By Gustavo Arellano
By R. Scott Moxley
By Alfonso Delgado
By Courtney Hamilton
By Joel Beers
By Peter Maguire
By Charles Lam
By Charles Lam
Lynem’s parents noticed bloody scratches on the back of their son’s neck. His father, an Army veteran who worked at the post office, barged into the principal’s office the next day. “When the principal saw my dad, I thought he would piss and shit on himself,” Lynem says. “He broke out in a sweat and jumped behind his chair as my dad came behind his desk. My dad told him that if he ever put his hands on me again, he was going to shove his foot so far up his ass that major surgery wouldn’t get it out.”
Racism plagued the Lynems through the 1950s and 1960s. They had to sue for the right to move into an all-white Santa Ana neighborhood; within a year, the area turned nearly all black and Mexican.
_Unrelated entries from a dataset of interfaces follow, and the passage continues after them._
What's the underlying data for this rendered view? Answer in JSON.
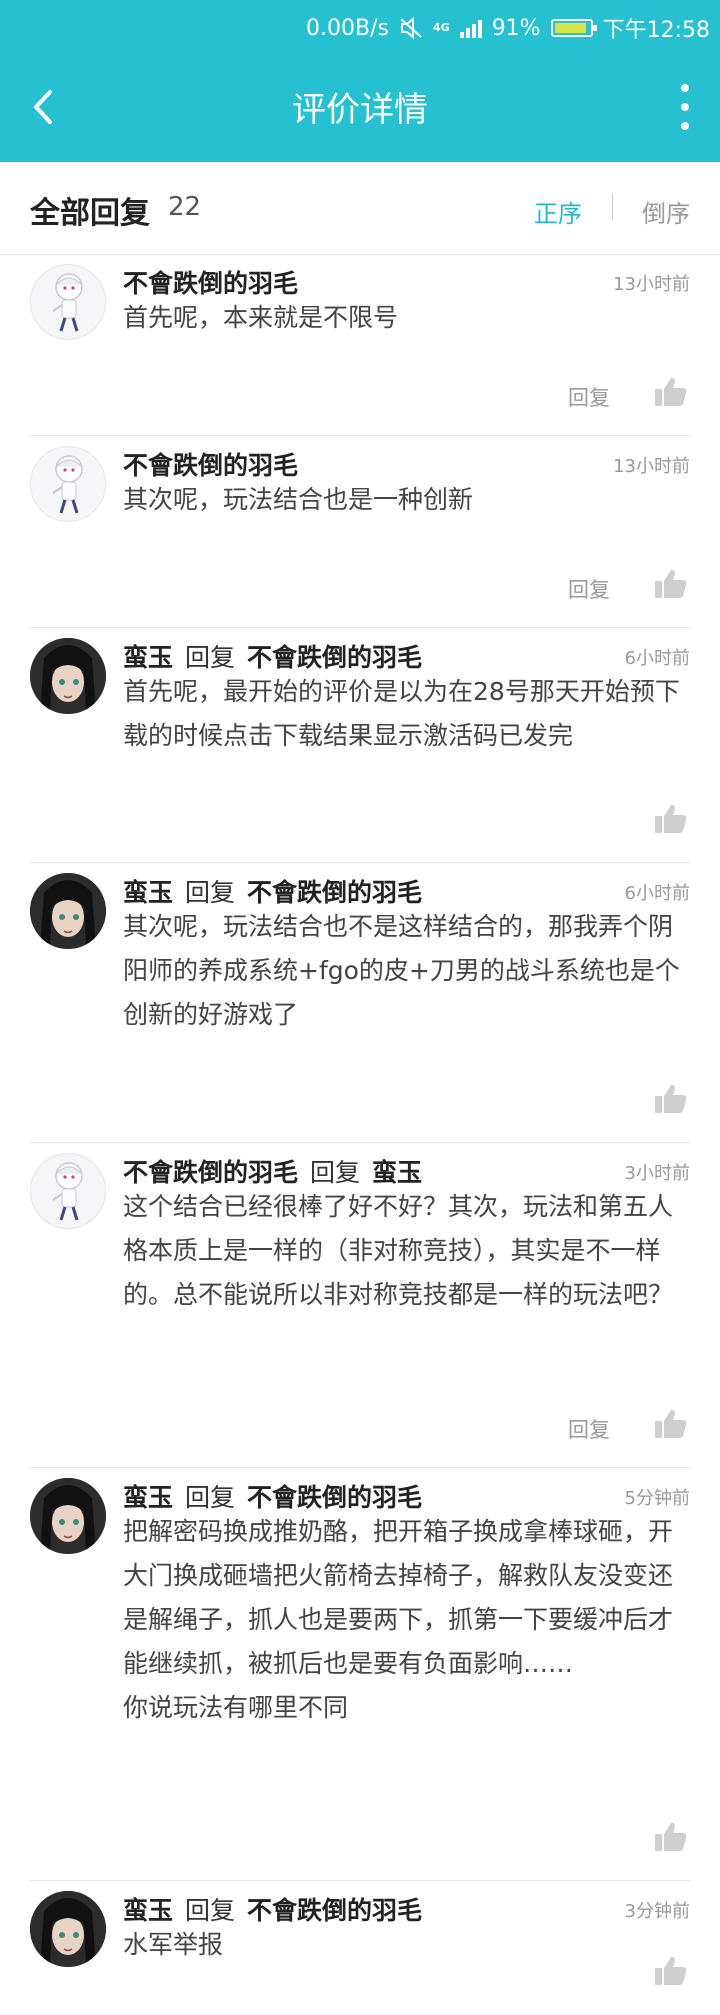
{
  "status_bar": {
    "net_speed": "0.00B/s",
    "network": "4G",
    "battery": "91%",
    "time": "下午12:58"
  },
  "app_bar": {
    "title": "评价详情"
  },
  "header": {
    "label": "全部回复",
    "count": "22",
    "sort_asc": "正序",
    "sort_desc": "倒序"
  },
  "reply_label": "回复",
  "comments": [
    {
      "author": "不會跌倒的羽毛",
      "reply_word": "",
      "reply_to": "",
      "time": "13小时前",
      "text": "首先呢，本来就是不限号",
      "show_reply": true
    },
    {
      "author": "不會跌倒的羽毛",
      "reply_word": "",
      "reply_to": "",
      "time": "13小时前",
      "text": "其次呢，玩法结合也是一种创新",
      "show_reply": true
    },
    {
      "author": "蛮玉",
      "reply_word": "回复",
      "reply_to": "不會跌倒的羽毛",
      "time": "6小时前",
      "text": "首先呢，最开始的评价是以为在28号那天开始预下载的时候点击下载结果显示激活码已发完",
      "show_reply": false
    },
    {
      "author": "蛮玉",
      "reply_word": "回复",
      "reply_to": "不會跌倒的羽毛",
      "time": "6小时前",
      "text": "其次呢，玩法结合也不是这样结合的，那我弄个阴阳师的养成系统+fgo的皮+刀男的战斗系统也是个创新的好游戏了",
      "show_reply": false
    },
    {
      "author": "不會跌倒的羽毛",
      "reply_word": "回复",
      "reply_to": "蛮玉",
      "time": "3小时前",
      "text": "这个结合已经很棒了好不好？其次，玩法和第五人格本质上是一样的（非对称竞技），其实是不一样的。总不能说所以非对称竞技都是一样的玩法吧？",
      "show_reply": true
    },
    {
      "author": "蛮玉",
      "reply_word": "回复",
      "reply_to": "不會跌倒的羽毛",
      "time": "5分钟前",
      "text": "把解密码换成推奶酪，把开箱子换成拿棒球砸，开大门换成砸墙把火箭椅去掉椅子，解救队友没变还是解绳子，抓人也是要两下，抓第一下要缓冲后才能继续抓，被抓后也是要有负面影响……\n你说玩法有哪里不同",
      "show_reply": false
    },
    {
      "author": "蛮玉",
      "reply_word": "回复",
      "reply_to": "不會跌倒的羽毛",
      "time": "3分钟前",
      "text": "水军举报",
      "show_reply": false
    }
  ]
}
By the time Lynem entered Santa Ana High School, he was a prime Black Panther recruit. “I have always had a real strong sense of justice and fairness and want to fight for what’s right,” Lynem says. “The Party was something I wanted to be involved in.”
He began hanging out with Tommy Crockett, who ran a record store and claimed that the Southern California chapter of the Panthers had authorized him to create a Santa Ana branch. The group opened a storefront in 1968 on First and Raitt streets, where they held classes on Marxism and black history. But a problem arose: Crockett lied. Black Panther leadership never authorized him to establish anything.
“One day, some Panthers came to Santa Ana,” Lynem recalls. In the group was Geronimo Pratt, the SoCal chapter’s deputy minister of defense who later spent nearly 30 years in prison for a murder he didn’t commit. “They took Crockett to breakfast, then ordered the rest of us to meet at the office.” For hours, the Los Angeles Panthers grilled their Santa Ana counterparts about party activities. “Finally, they put us in a circle, put Crockett in the middle of it and pistol-whipped him. After that, they announced I was the official leader of the Santa Ana chapter.”
Under Lynem, the Panthers began patrolling black neighborhoods to monitor police brutality and created a breakfast program for children. They moved to larger headquarters on Fourth and Bristol and marched through neighborhoods dressed in berets, black leather jackets and gloves. Lynem wrote newsletters and recruited any young African-American he could find.
They also stockpiled weapons. “I’m not a violent type, but I believed in self-defense,” Lynem says. “If that meant you had to use guns, you had to use guns.”
In May 1969, Lynem drove to a gun store along with two other Panthers, Nathaniel Odis Grimes and a 20-year-old bank teller named Arthur Dewitt League. While Lynem filled out paperwork with the store owner so he could buy two Colt .45 pistols, Grimes stole a new .38 revolver.
“I was furious,” Lynem says. “I yelled at him—the gun-store owner was nice enough to open his store on a Sunday for us, and that’s how we treated him?”
But no one returned the gun.
The night Sasscer was murdered, the Black Panthers gathered at the garage of member Ernest Bodiford. Lynem taught the group how to disassemble a gun and also played Malcolm X speeches on a turntable. League handled the stolen .38 but accidentally discharged it, much to everyone’s mirth. One attendee, 15-year-old Carl Steve Tice (known as Steve), told everyone he wanted to leave. Lynem offered to accompany him home, but League volunteered instead.
Lynem stayed the night at the Bodiford garage. At about 3 in the morning, someone woke him to say an officer had been killed. “I thought it was Odis” who did it, he says. “He was more of a street tough. League was middle-class.” But the crime didn’t surprise Lynem. About a month before the Sasscer killing, police had arrested him, Grimes and other Panthers for disturbing the peace. While in jail, Grimes vowed to Sasscer that he’d kill him one day.
“I’d give speeches all over—in front of the Orange County Courthouse, at Cal State Fullerton—and it was always the same chant: ‘Off the pigs! Kill the police!’” Lynem admits. “We created that atmosphere, and I thought one of us probably did it.”
Lynem and Tice’s older brother, Ricky, spent the morning of June 5 trying to locate Grimes. Eventually, Lynem returned to his parents’ house. League passed by, and Lynem asked if he knew who did it. “Arthur didn’t answer and said he was leaving [for] Los Angeles.”
Soon after, the police called.
* * *
More than a thousand uniformed officers attended Sasscer’s funeral at Garden Grove Community Church, and the Reverend Robert Schuller presided over the ceremony, remarking that “this death inspires all citizens to look again at the police who protect them and the sacrifices they make.”
A Santa Ana Register editorial was less diplomatic. “We can’t help but think of all the apologies that will probably come from that element of society which sees fit to excuse crime and violence on our streets today as a proper reaction of the ‘oppressed,’” it read.